GOAL OF THE EXERCISE → Set each entry down verbatim, omitting images.
(DATA UNDER STUDY)
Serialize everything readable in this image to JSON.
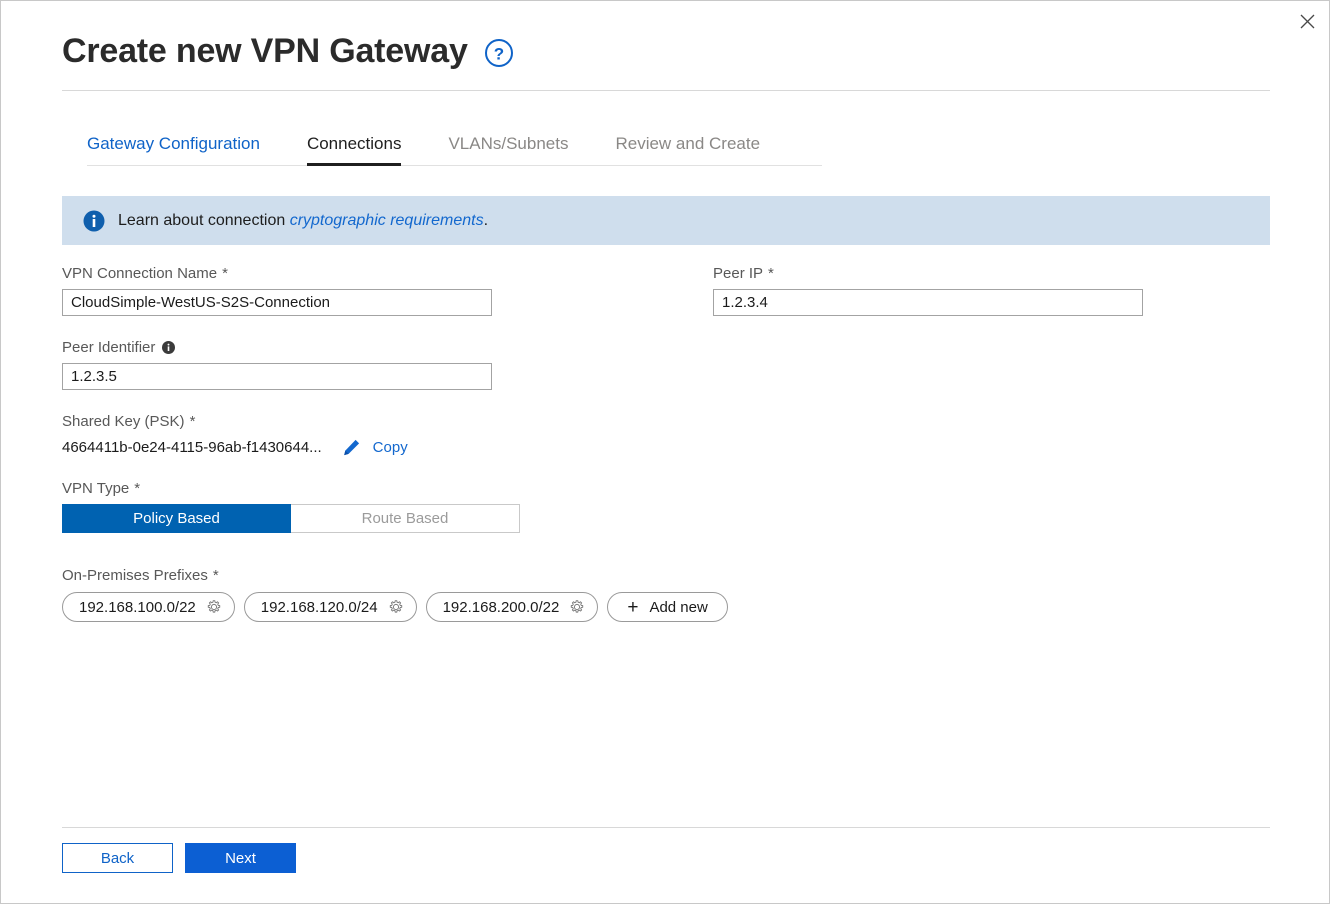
{
  "window": {
    "close_icon": "close-icon"
  },
  "header": {
    "title": "Create new VPN Gateway",
    "help_icon": "help-circle-icon"
  },
  "tabs": [
    {
      "label": "Gateway Configuration",
      "state": "link"
    },
    {
      "label": "Connections",
      "state": "active"
    },
    {
      "label": "VLANs/Subnets",
      "state": "inactive"
    },
    {
      "label": "Review and Create",
      "state": "inactive"
    }
  ],
  "info_banner": {
    "icon": "info-circle-icon",
    "text_before": "Learn about connection",
    "link_text": "cryptographic requirements",
    "text_after": "."
  },
  "form": {
    "connection_name": {
      "label": "VPN Connection Name",
      "required": "*",
      "value": "CloudSimple-WestUS-S2S-Connection",
      "placeholder": "VPN Connection Name"
    },
    "peer_ip": {
      "label": "Peer IP",
      "required": "*",
      "value": "1.2.3.4",
      "placeholder": "Peer IP"
    },
    "peer_identifier": {
      "label": "Peer Identifier",
      "info_icon": "info-dot-icon",
      "value": "1.2.3.5",
      "placeholder": "Peer Identifier"
    },
    "shared_key": {
      "label": "Shared Key  (PSK)",
      "required": "*",
      "value": "4664411b-0e24-4115-96ab-f1430644...",
      "edit_icon": "pencil-icon",
      "copy_label": "Copy"
    },
    "vpn_type": {
      "label": "VPN Type",
      "required": "*",
      "options": [
        {
          "label": "Policy Based",
          "selected": true
        },
        {
          "label": "Route Based",
          "selected": false
        }
      ]
    },
    "on_prem_prefixes": {
      "label": "On-Premises Prefixes",
      "required": "*",
      "chips": [
        {
          "label": "192.168.100.0/22",
          "icon": "gear-icon"
        },
        {
          "label": "192.168.120.0/24",
          "icon": "gear-icon"
        },
        {
          "label": "192.168.200.0/22",
          "icon": "gear-icon"
        }
      ],
      "add_new": {
        "plus": "+",
        "label": "Add new"
      }
    }
  },
  "footer": {
    "back_label": "Back",
    "next_label": "Next"
  },
  "colors": {
    "accent_blue": "#0f63c8",
    "primary_button": "#0c5fd3",
    "toggle_selected": "#0062b1",
    "info_banner_bg": "#cfdeed",
    "link_blue": "#1368ce"
  }
}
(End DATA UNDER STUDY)
WRITTEN SOLUTION →
Serialize everything readable in this image to JSON.
{
  "window": {
    "close_icon": "close-icon"
  },
  "header": {
    "title": "Create new VPN Gateway",
    "help_icon": "help-circle-icon"
  },
  "tabs": [
    {
      "label": "Gateway Configuration",
      "state": "link"
    },
    {
      "label": "Connections",
      "state": "active"
    },
    {
      "label": "VLANs/Subnets",
      "state": "inactive"
    },
    {
      "label": "Review and Create",
      "state": "inactive"
    }
  ],
  "info_banner": {
    "icon": "info-circle-icon",
    "text_before": "Learn about connection",
    "link_text": "cryptographic requirements",
    "text_after": "."
  },
  "form": {
    "connection_name": {
      "label": "VPN Connection Name",
      "required": "*",
      "value": "CloudSimple-WestUS-S2S-Connection",
      "placeholder": "VPN Connection Name"
    },
    "peer_ip": {
      "label": "Peer IP",
      "required": "*",
      "value": "1.2.3.4",
      "placeholder": "Peer IP"
    },
    "peer_identifier": {
      "label": "Peer Identifier",
      "info_icon": "info-dot-icon",
      "value": "1.2.3.5",
      "placeholder": "Peer Identifier"
    },
    "shared_key": {
      "label": "Shared Key  (PSK)",
      "required": "*",
      "value": "4664411b-0e24-4115-96ab-f1430644...",
      "edit_icon": "pencil-icon",
      "copy_label": "Copy"
    },
    "vpn_type": {
      "label": "VPN Type",
      "required": "*",
      "options": [
        {
          "label": "Policy Based",
          "selected": true
        },
        {
          "label": "Route Based",
          "selected": false
        }
      ]
    },
    "on_prem_prefixes": {
      "label": "On-Premises Prefixes",
      "required": "*",
      "chips": [
        {
          "label": "192.168.100.0/22",
          "icon": "gear-icon"
        },
        {
          "label": "192.168.120.0/24",
          "icon": "gear-icon"
        },
        {
          "label": "192.168.200.0/22",
          "icon": "gear-icon"
        }
      ],
      "add_new": {
        "plus": "+",
        "label": "Add new"
      }
    }
  },
  "footer": {
    "back_label": "Back",
    "next_label": "Next"
  },
  "colors": {
    "accent_blue": "#0f63c8",
    "primary_button": "#0c5fd3",
    "toggle_selected": "#0062b1",
    "info_banner_bg": "#cfdeed",
    "link_blue": "#1368ce"
  }
}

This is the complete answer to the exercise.